Politically-speaking, this year’s World Cup also raised awareness of the Palestinian cause to new heights, becoming further entrenched in football culture, with fans Arab and non-Arab alike voicing support and solidarity with Palestine, in addition to Moroccan and Tunisian players. It also illustrated to the world that in spite of certain Arab governments’ decisions to normalise with Israel, the people remain firmly in opposition to Zionism and the continued occupation of Palestine.
As the first World Cup held in the Middle East, the tournament also exposed numerous foreigners to the region’s culture and traditions, especially those steeped in family values and hospitality. Others became more familiar with the religion of Islam, for some it was their first exposure to it, dispelling many misconceptions they may have previously had. Another benefit for Westerners was their exposure to “Muslim showers“, hand-held bidets that are common in Muslim households due to religiously proscribed hygiene practises. In one viral tweet British Croatian-born YouTuber, David Vujanic, said how he had been using “the toilet bum shower thing” in Qatar for a month and that he was “horrified” that most Europeans “only use toilet paper.”
Back to the football, Qatar 2022 lived up to its promises and arguably exceeded expectations in hosting the World Cup, putting together a football tournament that will go down in history as a defining generational one, with an epic showdown in the final pitting the world’s current best player in the world, France’s Kylian Mbappe against the GOAT, Messi, which ended in a penalty-shootout after Mbappe’s late equaliser.
Unfortunately, western coverage and in particular the BBC’s was once again let down, despite broadcasting the Closing Ceremony. Before lifting the cup, Messi was personally gifted a traditional Arab cloak by the Emir of Qatar Sheikh Tamim Bin Hamad Al-Thani – who incidentally also owns the French club Messi and Mbappe play for, Paris Saint-Germain.

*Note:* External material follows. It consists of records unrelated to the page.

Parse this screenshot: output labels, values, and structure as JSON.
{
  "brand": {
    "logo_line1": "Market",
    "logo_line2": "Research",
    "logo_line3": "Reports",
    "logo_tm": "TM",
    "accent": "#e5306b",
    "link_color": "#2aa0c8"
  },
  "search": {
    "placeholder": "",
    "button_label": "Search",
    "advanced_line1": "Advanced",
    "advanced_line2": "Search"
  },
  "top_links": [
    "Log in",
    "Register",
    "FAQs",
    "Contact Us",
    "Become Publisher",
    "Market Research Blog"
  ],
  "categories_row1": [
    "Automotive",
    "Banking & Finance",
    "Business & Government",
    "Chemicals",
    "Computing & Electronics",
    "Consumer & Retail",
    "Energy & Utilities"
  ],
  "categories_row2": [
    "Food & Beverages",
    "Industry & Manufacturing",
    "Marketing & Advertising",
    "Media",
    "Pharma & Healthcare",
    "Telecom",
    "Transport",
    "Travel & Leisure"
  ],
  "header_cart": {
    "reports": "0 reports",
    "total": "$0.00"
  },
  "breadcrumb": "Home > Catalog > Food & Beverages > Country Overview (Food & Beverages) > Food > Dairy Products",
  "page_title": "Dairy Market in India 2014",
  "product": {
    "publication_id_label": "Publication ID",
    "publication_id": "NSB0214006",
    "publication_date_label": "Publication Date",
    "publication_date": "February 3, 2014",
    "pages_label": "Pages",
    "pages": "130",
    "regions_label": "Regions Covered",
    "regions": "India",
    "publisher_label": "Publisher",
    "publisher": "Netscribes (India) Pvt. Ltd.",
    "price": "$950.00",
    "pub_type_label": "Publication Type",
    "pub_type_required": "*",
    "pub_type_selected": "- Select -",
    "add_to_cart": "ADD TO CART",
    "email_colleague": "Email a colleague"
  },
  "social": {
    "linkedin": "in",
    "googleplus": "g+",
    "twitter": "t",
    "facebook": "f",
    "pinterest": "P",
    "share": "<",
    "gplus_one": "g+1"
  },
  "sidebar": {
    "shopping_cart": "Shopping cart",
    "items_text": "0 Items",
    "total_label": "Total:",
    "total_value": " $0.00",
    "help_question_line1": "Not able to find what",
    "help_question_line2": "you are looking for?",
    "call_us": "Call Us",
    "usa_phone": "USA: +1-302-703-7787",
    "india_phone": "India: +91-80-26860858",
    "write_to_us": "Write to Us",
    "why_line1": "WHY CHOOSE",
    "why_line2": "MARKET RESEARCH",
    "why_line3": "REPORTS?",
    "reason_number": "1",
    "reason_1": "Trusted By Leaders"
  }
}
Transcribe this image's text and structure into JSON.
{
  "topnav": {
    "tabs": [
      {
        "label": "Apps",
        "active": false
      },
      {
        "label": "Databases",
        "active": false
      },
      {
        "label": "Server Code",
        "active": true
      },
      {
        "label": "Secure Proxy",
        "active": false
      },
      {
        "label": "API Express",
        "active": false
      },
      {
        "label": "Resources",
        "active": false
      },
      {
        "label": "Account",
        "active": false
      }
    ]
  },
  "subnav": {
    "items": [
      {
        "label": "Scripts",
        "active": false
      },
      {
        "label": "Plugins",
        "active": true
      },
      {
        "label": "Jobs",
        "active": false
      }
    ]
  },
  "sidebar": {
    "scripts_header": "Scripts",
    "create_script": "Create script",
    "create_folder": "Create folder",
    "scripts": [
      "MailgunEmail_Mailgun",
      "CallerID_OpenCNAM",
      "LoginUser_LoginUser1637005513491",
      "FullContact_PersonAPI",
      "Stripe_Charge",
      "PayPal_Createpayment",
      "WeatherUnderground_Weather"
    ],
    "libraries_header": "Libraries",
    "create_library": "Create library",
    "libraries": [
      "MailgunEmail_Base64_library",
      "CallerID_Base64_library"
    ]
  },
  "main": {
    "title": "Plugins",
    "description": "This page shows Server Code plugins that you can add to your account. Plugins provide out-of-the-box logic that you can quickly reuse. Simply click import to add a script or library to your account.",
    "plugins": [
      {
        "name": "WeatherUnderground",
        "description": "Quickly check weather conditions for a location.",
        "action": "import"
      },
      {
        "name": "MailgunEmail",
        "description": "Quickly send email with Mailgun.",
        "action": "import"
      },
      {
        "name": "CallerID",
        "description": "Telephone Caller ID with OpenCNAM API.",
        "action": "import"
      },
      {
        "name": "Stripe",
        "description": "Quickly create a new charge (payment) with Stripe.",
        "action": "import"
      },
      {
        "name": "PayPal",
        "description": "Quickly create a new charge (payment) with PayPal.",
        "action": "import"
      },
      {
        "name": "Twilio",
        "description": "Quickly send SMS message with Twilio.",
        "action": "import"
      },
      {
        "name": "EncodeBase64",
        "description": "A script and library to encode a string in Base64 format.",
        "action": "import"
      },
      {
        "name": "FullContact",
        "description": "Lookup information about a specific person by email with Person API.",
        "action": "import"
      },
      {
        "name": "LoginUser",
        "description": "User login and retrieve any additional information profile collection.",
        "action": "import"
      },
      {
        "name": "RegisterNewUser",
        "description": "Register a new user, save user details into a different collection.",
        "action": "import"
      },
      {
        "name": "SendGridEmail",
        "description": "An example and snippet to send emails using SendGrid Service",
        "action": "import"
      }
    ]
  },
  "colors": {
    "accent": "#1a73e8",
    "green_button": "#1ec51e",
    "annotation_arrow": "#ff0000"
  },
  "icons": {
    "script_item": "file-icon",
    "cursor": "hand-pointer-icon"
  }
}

However, the incident invoked the displeasure of several Western pundits, including the BBC’s Gary Linekar who described it as a “shame” for covering Messi’s shirt, despite being transparent, adding that “He’s taken his little robe off now” as he left the podium. His studio guest and former Argentina international Pablo Zabaleta agreed with him saying there was “no reason to.” On Twitter, Senior Writer at ESPN, Mark Ogden, also weighed in, stating: “It wasn’t Qatar’s moment to cover Messi’s Argentina shirt with their own garment of clothing.” Unfortunately, such views reveal an underlying ignorance over the culture and customs of the host nation of this global event.
Known as a bisht in modern Arabic, it is originally a Persian word for the same item of clothing, while in Persian it is ironically referred to using the traditional Arabic name ‘aba. The gesture is common symbolising honour and appreciation in Arab culture especially to dignitaries, and several legendary footballers have previously been bestowed them, as several social media users have pointed out. While others have noted that Messi seemed proud to don the cloak and that Argentine supporters and fans of Messi have been seen buying the bisht at markets to replicate their hero. It is also worth mentioning that Brazilian legend Pele was presented with a sombrero hat after winning his third World Cup in Mexico 70.
Qatar has secured its place in footballing lore by hosting a memorable tournament of “the beautiful game” which peaked with Messi completing his career by winning everything there is to win before retirement, giving millions of fans closure so-to-speak. In doing so, the Gulf state also paved the way for more countries in the region to aspire to host the World Cup. If their bid is successful, Saudi Arabia and Egypt, along with Greece will jointly host the 2030 World Cup.